▸ **Assignment**: Line by line, retype the whole listing exactly.

▸ **Record set**:
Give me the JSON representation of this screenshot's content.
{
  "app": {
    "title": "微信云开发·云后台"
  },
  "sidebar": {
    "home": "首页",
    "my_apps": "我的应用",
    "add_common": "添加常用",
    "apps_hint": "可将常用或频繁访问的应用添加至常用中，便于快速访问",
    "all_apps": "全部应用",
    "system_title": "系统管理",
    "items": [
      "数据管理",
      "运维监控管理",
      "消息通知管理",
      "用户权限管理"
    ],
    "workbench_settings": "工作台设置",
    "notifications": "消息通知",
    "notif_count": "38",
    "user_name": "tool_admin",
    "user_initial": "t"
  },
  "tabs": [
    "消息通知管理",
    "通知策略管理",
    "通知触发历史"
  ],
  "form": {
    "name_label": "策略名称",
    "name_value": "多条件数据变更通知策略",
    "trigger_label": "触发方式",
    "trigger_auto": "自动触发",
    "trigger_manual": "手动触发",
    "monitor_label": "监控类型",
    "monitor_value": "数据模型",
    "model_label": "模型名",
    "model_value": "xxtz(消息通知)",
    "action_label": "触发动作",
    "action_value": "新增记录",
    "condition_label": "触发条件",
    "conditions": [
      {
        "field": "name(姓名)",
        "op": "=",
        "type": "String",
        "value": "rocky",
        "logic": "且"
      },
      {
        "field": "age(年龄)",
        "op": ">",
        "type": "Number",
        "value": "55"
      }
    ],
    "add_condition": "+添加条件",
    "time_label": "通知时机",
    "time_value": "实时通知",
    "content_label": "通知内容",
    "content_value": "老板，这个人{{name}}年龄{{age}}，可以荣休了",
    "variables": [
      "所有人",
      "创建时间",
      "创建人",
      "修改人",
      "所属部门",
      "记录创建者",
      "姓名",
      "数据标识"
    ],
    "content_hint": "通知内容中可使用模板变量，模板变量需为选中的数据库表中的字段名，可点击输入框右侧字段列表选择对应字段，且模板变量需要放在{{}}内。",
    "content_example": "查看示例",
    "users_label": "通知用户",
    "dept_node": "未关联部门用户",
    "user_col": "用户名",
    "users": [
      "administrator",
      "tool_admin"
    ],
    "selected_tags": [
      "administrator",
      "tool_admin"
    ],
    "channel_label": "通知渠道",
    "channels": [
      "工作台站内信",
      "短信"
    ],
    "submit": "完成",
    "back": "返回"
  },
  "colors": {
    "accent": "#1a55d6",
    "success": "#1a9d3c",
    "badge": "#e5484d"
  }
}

▸ **The completed task**:
Give me the JSON representation of this screenshot's content.
{
  "app": {
    "title": "微信云开发·云后台"
  },
  "sidebar": {
    "home": "首页",
    "my_apps": "我的应用",
    "add_common": "添加常用",
    "apps_hint": "可将常用或频繁访问的应用添加至常用中，便于快速访问",
    "all_apps": "全部应用",
    "system_title": "系统管理",
    "items": [
      "数据管理",
      "运维监控管理",
      "消息通知管理",
      "用户权限管理"
    ],
    "workbench_settings": "工作台设置",
    "notifications": "消息通知",
    "notif_count": "38",
    "user_name": "tool_admin",
    "user_initial": "t"
  },
  "tabs": [
    "消息通知管理",
    "通知策略管理",
    "通知触发历史"
  ],
  "form": {
    "name_label": "策略名称",
    "name_value": "多条件数据变更通知策略",
    "trigger_label": "触发方式",
    "trigger_auto": "自动触发",
    "trigger_manual": "手动触发",
    "monitor_label": "监控类型",
    "monitor_value": "数据模型",
    "model_label": "模型名",
    "model_value": "xxtz(消息通知)",
    "action_label": "触发动作",
    "action_value": "新增记录",
    "condition_label": "触发条件",
    "conditions": [
      {
        "field": "name(姓名)",
        "op": "=",
        "type": "String",
        "value": "rocky",
        "logic": "且"
      },
      {
        "field": "age(年龄)",
        "op": ">",
        "type": "Number",
        "value": "55"
      }
    ],
    "add_condition": "+添加条件",
    "time_label": "通知时机",
    "time_value": "实时通知",
    "content_label": "通知内容",
    "content_value": "老板，这个人{{name}}年龄{{age}}，可以荣休了",
    "variables": [
      "所有人",
      "创建时间",
      "创建人",
      "修改人",
      "所属部门",
      "记录创建者",
      "姓名",
      "数据标识"
    ],
    "content_hint": "通知内容中可使用模板变量，模板变量需为选中的数据库表中的字段名，可点击输入框右侧字段列表选择对应字段，且模板变量需要放在{{}}内。",
    "content_example": "查看示例",
    "users_label": "通知用户",
    "dept_node": "未关联部门用户",
    "user_col": "用户名",
    "users": [
      "administrator",
      "tool_admin"
    ],
    "selected_tags": [
      "administrator",
      "tool_admin"
    ],
    "channel_label": "通知渠道",
    "channels": [
      "工作台站内信",
      "短信"
    ],
    "submit": "完成",
    "back": "返回"
  },
  "colors": {
    "accent": "#1a55d6",
    "success": "#1a9d3c",
    "badge": "#e5484d"
  }
}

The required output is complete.